Quigley added she would like to explore this path as a means of noise mitigation before she would consider abandoning the taking of grant money from the FAA — another method of wresting control over the airport.
Brundige also spoke about how the use of the singular, power line route into the airport from the North Shore was a decision he made, with a representative from the FAA, the Eastern Region Helicopter Council and Councilman Stanzione.
“The result was hundreds of homes impacted by the northwest route, including North Haven and Shelter Island,” said Brundige of what he called the “failed experiment” to use the Northwest Creek route as a second path into and out of the airport.
Councilman Stanzione, he said, deferred to Brundige’s opinion on the matter.
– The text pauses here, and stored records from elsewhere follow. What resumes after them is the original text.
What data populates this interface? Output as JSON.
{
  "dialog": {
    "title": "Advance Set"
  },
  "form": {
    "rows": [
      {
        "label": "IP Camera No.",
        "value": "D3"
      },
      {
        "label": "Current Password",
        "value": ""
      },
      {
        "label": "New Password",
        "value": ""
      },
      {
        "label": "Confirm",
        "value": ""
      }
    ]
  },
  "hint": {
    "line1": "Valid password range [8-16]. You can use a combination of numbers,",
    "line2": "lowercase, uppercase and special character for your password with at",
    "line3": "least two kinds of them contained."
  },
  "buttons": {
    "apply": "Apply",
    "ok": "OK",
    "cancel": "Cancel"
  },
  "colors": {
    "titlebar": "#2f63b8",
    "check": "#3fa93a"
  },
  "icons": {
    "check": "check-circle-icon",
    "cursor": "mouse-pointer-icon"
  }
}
“It’s nice of you to fall on the sword and say you made that decision,” said Wilkinson. “I am not sure that is adequate because the board should have been involved in that.”
“We have gotten roasted by anyone who lives west of our town borders or north of our town borders,” he said of the change.
“I think in hindsight, I should have brought that to the board and I did not,” said Councilman Stanzione.
Ultimately, said Kirsch, the town board has no true authority over helicopter routes — it can only make recommendations and the fact the town board does not mandate routes protects it from liability.
What is a liability, said Kirsch, is the lack of a real deer fence around the airport. The town has applied for an $80,000 grant for the design of the fence from the FAA, but Kirsch said the FAA would like a second resolution from the town showing it will build the fence at an estimated cost of $575,000 if they do provide that funding.
“The fence is critical in our view,” he said.